#### Material shown
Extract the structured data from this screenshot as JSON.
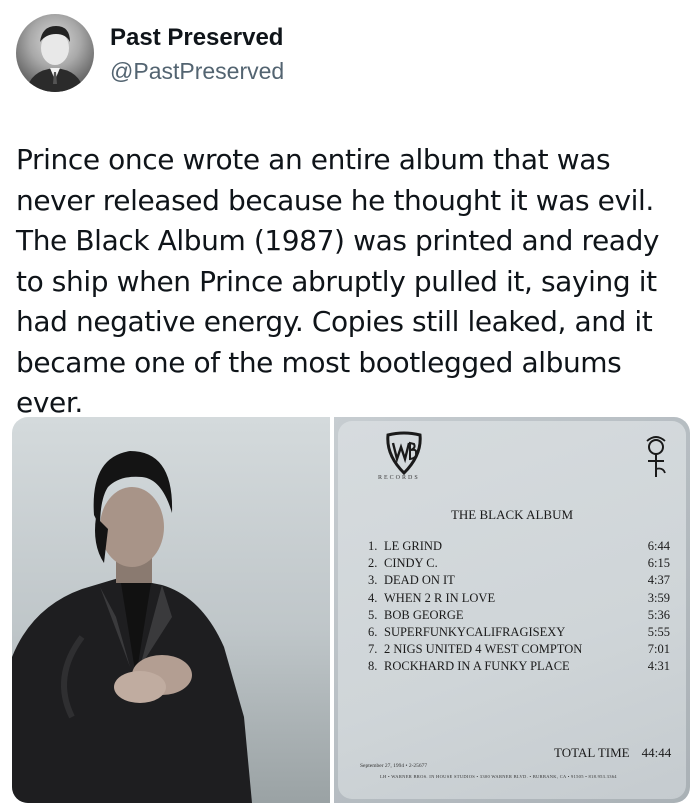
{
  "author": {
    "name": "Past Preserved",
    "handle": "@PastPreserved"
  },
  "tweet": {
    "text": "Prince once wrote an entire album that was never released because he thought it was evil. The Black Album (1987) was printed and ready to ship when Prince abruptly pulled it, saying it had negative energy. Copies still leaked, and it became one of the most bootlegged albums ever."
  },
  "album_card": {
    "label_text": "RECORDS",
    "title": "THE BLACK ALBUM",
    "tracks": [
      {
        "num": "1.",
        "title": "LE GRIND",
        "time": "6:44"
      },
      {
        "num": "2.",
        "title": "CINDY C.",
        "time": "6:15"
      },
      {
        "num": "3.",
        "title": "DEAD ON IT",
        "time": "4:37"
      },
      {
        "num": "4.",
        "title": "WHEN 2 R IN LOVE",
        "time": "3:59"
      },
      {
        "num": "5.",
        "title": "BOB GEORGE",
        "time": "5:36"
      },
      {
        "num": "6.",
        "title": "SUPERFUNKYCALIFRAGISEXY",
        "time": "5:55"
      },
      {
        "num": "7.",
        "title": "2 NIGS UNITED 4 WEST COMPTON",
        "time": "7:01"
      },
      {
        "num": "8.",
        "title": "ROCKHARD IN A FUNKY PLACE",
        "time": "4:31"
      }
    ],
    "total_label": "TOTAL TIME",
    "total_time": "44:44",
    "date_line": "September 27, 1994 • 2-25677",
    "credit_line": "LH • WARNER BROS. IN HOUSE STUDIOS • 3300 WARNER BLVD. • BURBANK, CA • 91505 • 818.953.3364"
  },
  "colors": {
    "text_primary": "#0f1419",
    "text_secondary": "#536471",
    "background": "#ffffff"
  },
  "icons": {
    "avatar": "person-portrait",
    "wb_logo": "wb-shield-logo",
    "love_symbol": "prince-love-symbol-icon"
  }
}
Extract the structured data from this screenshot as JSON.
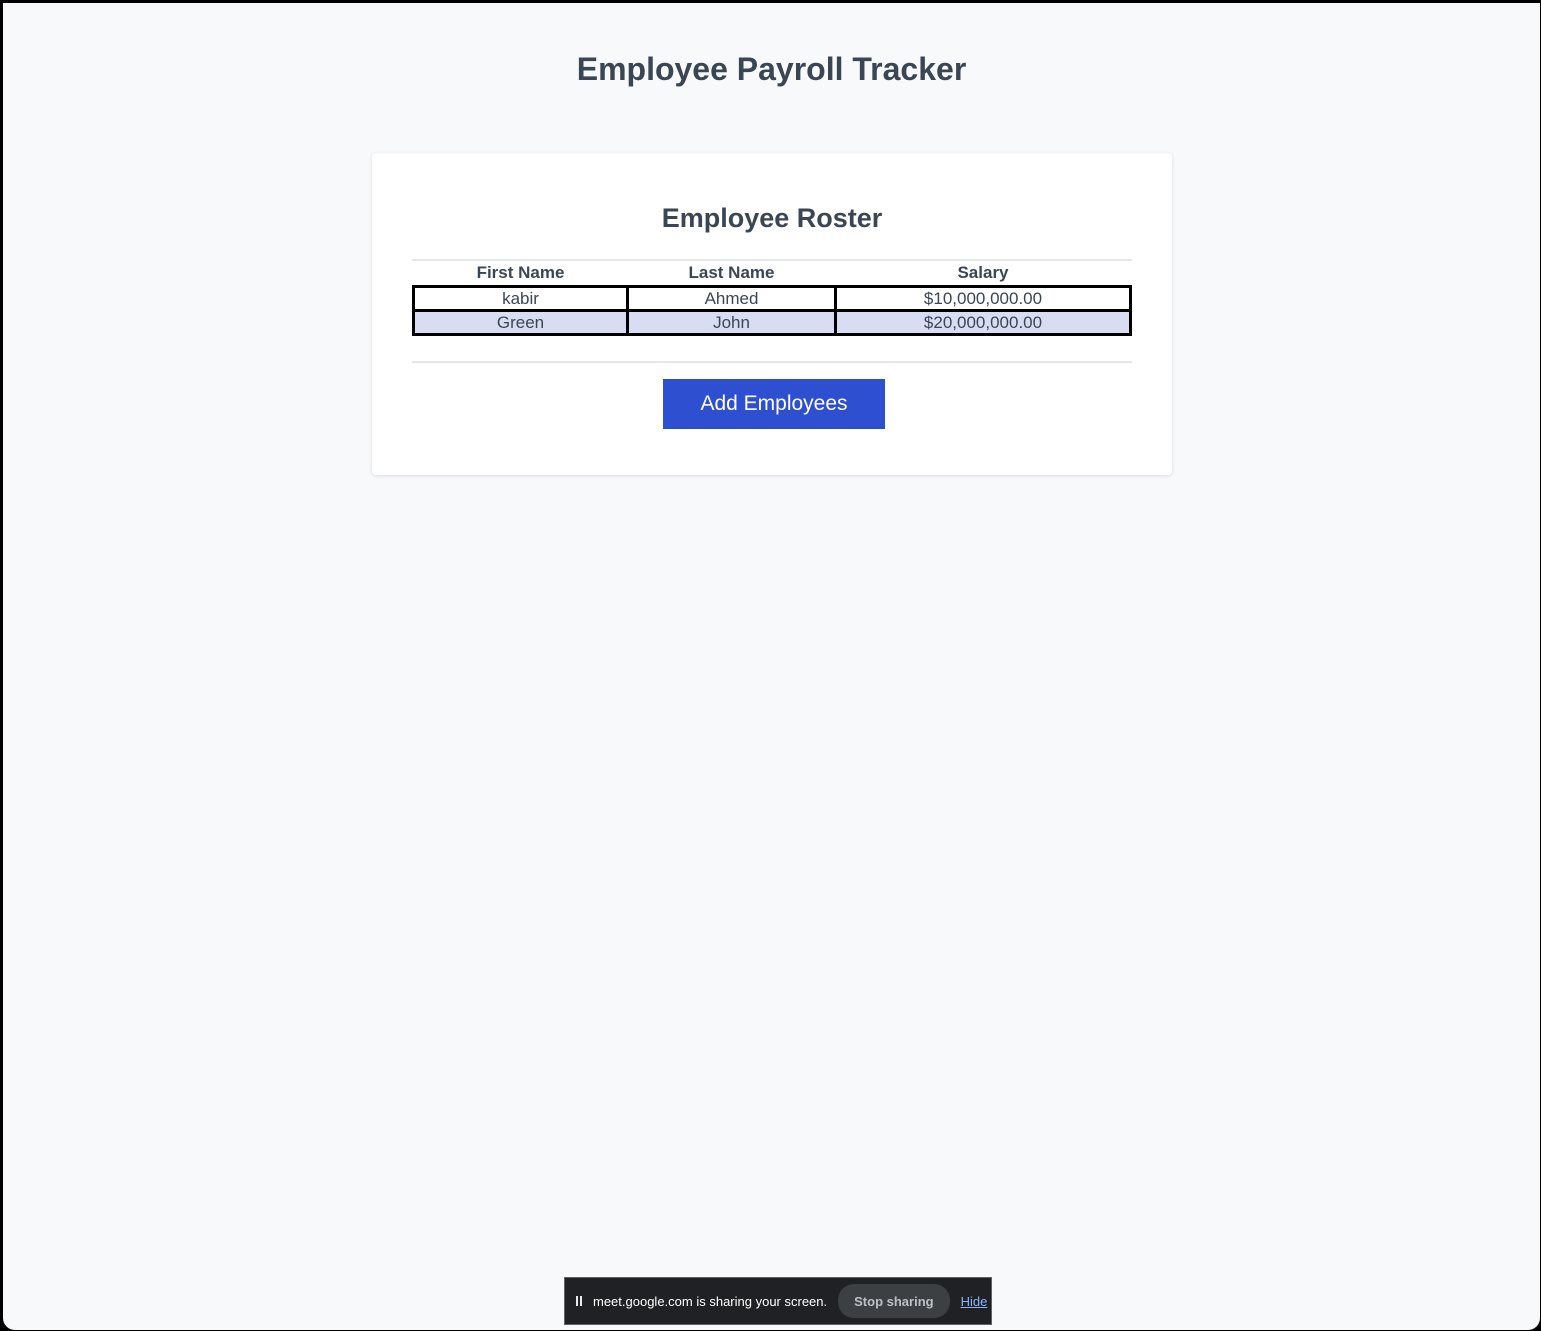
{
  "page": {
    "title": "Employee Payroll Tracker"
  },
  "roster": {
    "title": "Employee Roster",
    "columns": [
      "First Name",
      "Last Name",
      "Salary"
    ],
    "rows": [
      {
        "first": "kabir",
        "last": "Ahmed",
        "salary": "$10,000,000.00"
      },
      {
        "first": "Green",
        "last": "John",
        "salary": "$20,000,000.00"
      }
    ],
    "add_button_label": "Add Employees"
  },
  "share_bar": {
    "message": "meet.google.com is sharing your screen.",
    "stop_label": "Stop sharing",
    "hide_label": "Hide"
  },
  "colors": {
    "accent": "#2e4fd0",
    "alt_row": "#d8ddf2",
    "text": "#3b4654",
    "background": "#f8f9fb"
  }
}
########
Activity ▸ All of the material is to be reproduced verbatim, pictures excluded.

Result of this exercise ▸
Extract the structured data from this screenshot as JSON.
{
  "author": {
    "name": "Past Preserved",
    "handle": "@PastPreserved"
  },
  "tweet": {
    "text": "Prince once wrote an entire album that was never released because he thought it was evil. The Black Album (1987) was printed and ready to ship when Prince abruptly pulled it, saying it had negative energy. Copies still leaked, and it became one of the most bootlegged albums ever."
  },
  "album_card": {
    "label_text": "RECORDS",
    "title": "THE BLACK ALBUM",
    "tracks": [
      {
        "num": "1.",
        "title": "LE GRIND",
        "time": "6:44"
      },
      {
        "num": "2.",
        "title": "CINDY C.",
        "time": "6:15"
      },
      {
        "num": "3.",
        "title": "DEAD ON IT",
        "time": "4:37"
      },
      {
        "num": "4.",
        "title": "WHEN 2 R IN LOVE",
        "time": "3:59"
      },
      {
        "num": "5.",
        "title": "BOB GEORGE",
        "time": "5:36"
      },
      {
        "num": "6.",
        "title": "SUPERFUNKYCALIFRAGISEXY",
        "time": "5:55"
      },
      {
        "num": "7.",
        "title": "2 NIGS UNITED 4 WEST COMPTON",
        "time": "7:01"
      },
      {
        "num": "8.",
        "title": "ROCKHARD IN A FUNKY PLACE",
        "time": "4:31"
      }
    ],
    "total_label": "TOTAL TIME",
    "total_time": "44:44",
    "date_line": "September 27, 1994 • 2-25677",
    "credit_line": "LH • WARNER BROS. IN HOUSE STUDIOS • 3300 WARNER BLVD. • BURBANK, CA • 91505 • 818.953.3364"
  },
  "colors": {
    "text_primary": "#0f1419",
    "text_secondary": "#536471",
    "background": "#ffffff"
  },
  "icons": {
    "avatar": "person-portrait",
    "wb_logo": "wb-shield-logo",
    "love_symbol": "prince-love-symbol-icon"
  }
}
Extract the structured data from this screenshot as JSON.
{
  "page": {
    "title": "Employee Payroll Tracker"
  },
  "roster": {
    "title": "Employee Roster",
    "columns": [
      "First Name",
      "Last Name",
      "Salary"
    ],
    "rows": [
      {
        "first": "kabir",
        "last": "Ahmed",
        "salary": "$10,000,000.00"
      },
      {
        "first": "Green",
        "last": "John",
        "salary": "$20,000,000.00"
      }
    ],
    "add_button_label": "Add Employees"
  },
  "share_bar": {
    "message": "meet.google.com is sharing your screen.",
    "stop_label": "Stop sharing",
    "hide_label": "Hide"
  },
  "colors": {
    "accent": "#2e4fd0",
    "alt_row": "#d8ddf2",
    "text": "#3b4654",
    "background": "#f8f9fb"
  }
}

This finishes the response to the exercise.